A meeting of the European Union’s Special Committee on Agriculture was held in Tallinn at the same time as the informal meeting of ministers for agriculture and fisheries. During the meeting, the Committee discussed the topics related to the simplification of the Common Agricultural Policy of the European Union (the Omnibus regulation).
During the second half of today’s informal meeting of EU ministers for agriculture and fisheries (AGRIFISH), European Commissioner for Health and Food Safety Vytenis Andriukaitis discussed the unlawful use of fipronil in egg production.
Commissioner Andriukaitis informed the EU ministers on the steps taken by his commission and the actions that will follow. He also invited the ministers to a high-level ministerial meeting in Brussels on 26 September to discuss how to improve the way EU networks are dealing with food safety and food fraud.
“The meeting on 26 September will be an opportunity to draw some conclusions that we will then be able to present at our next formal Council meeting,” Andriukaitis said, stressing that he “will remain extremely vigilant and will not tolerate anyone’s criminal actions putting into question the integrity of our entire food chain – one of the economic pillars of the Union, and our good reputation.”
The Minister for Rural Affairs of Estonia, Tarmo Tamm, said that the health of EU citizens is extremely important and that the Estonian Presidency will take this issue very seriously.
“There is a need for further improvement in the cooperation and exchange of information between countries in order to resolve these kinds of crisis situations faster and more efficiently,” Minister Tamm stressed.
In several EU member states, authorities have found eggs and egg products that have been contaminated with fipronil. Fipronil is used in veterinary drugs, such as flea, lice and tick treatments on cats and dogs, and as an insecticide against cockroaches, ants and termites. Using fipronil on the animals involved in food production, including chickens, is not allowed.
While the risk to human health is low, the consequences of this criminal activity have greatly impacted consumer confidence, as the ramifications of the illegal use of fipronil on laying hens has become an EU-wide issue with hundreds of farms blocked from production.

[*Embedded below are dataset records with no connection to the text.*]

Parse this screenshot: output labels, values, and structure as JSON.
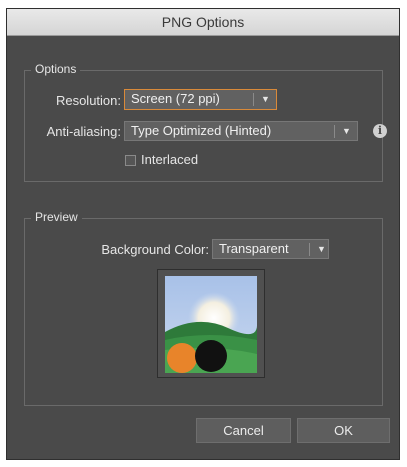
{
  "dialog": {
    "title": "PNG Options"
  },
  "options": {
    "legend": "Options",
    "resolution_label": "Resolution:",
    "resolution_value": "Screen (72 ppi)",
    "antialiasing_label": "Anti-aliasing:",
    "antialiasing_value": "Type Optimized (Hinted)",
    "info_icon": "i",
    "interlaced_label": "Interlaced",
    "interlaced_checked": false
  },
  "preview": {
    "legend": "Preview",
    "bg_color_label": "Background Color:",
    "bg_color_value": "Transparent"
  },
  "buttons": {
    "cancel": "Cancel",
    "ok": "OK"
  },
  "colors": {
    "focus_border": "#d98a3a",
    "dialog_bg": "#4a4a4a"
  }
}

Small quantities of egg products contaminated with fipronil have also made it to Estonia. Currently, supervision authorities are assessing the extent of their distribution in the Estonian market